→ **Recorded information**:
—————

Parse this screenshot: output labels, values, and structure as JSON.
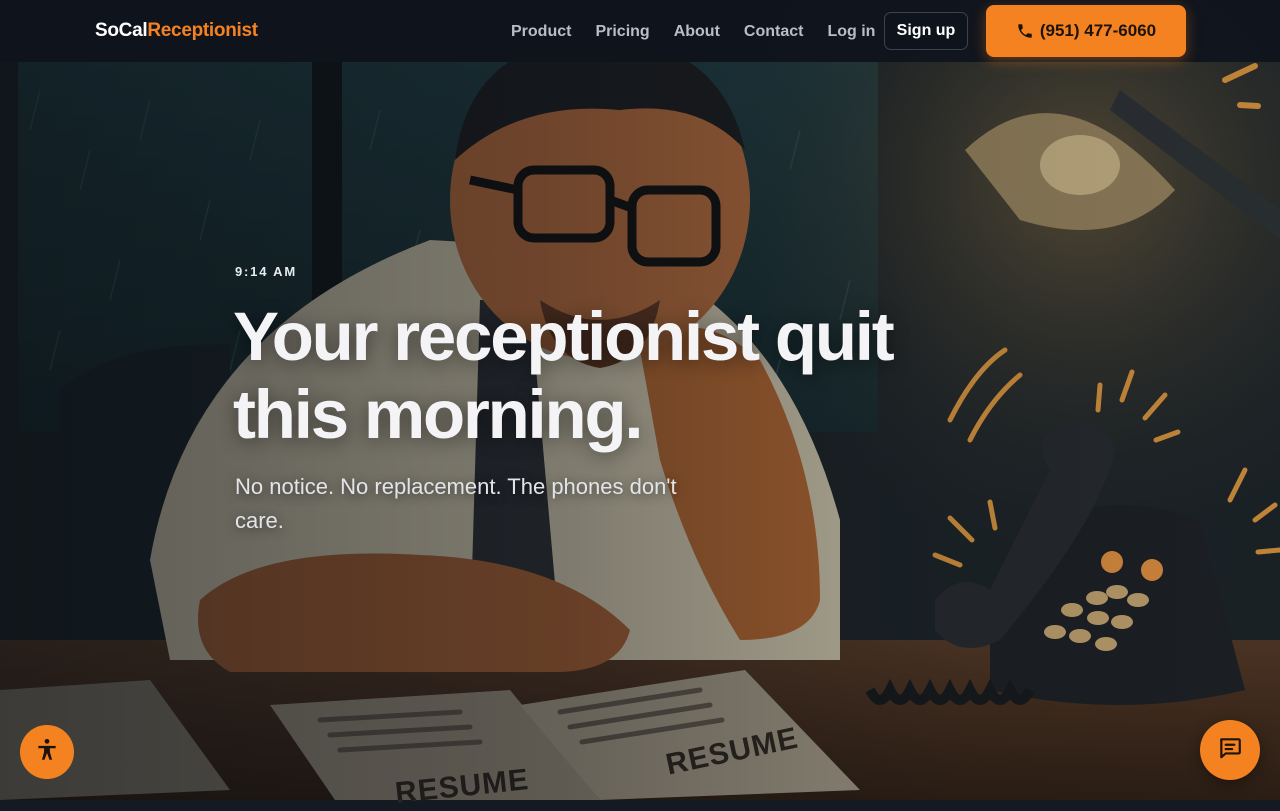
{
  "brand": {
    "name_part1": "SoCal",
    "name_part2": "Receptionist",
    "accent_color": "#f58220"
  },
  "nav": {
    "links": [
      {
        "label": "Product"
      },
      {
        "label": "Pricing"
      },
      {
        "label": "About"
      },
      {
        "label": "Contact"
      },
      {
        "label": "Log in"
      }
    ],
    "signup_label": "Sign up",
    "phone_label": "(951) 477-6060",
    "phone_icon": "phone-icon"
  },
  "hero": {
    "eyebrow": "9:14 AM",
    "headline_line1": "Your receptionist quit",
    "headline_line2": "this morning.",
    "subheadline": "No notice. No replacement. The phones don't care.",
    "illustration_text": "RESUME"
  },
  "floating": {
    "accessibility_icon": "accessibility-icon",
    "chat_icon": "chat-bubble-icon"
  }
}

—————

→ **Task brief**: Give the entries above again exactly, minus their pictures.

→ **Worked solution**:
Parse this screenshot: output labels, values, and structure as JSON.
{
  "brand": {
    "name_part1": "SoCal",
    "name_part2": "Receptionist",
    "accent_color": "#f58220"
  },
  "nav": {
    "links": [
      {
        "label": "Product"
      },
      {
        "label": "Pricing"
      },
      {
        "label": "About"
      },
      {
        "label": "Contact"
      },
      {
        "label": "Log in"
      }
    ],
    "signup_label": "Sign up",
    "phone_label": "(951) 477-6060",
    "phone_icon": "phone-icon"
  },
  "hero": {
    "eyebrow": "9:14 AM",
    "headline_line1": "Your receptionist quit",
    "headline_line2": "this morning.",
    "subheadline": "No notice. No replacement. The phones don't care.",
    "illustration_text": "RESUME"
  },
  "floating": {
    "accessibility_icon": "accessibility-icon",
    "chat_icon": "chat-bubble-icon"
  }
}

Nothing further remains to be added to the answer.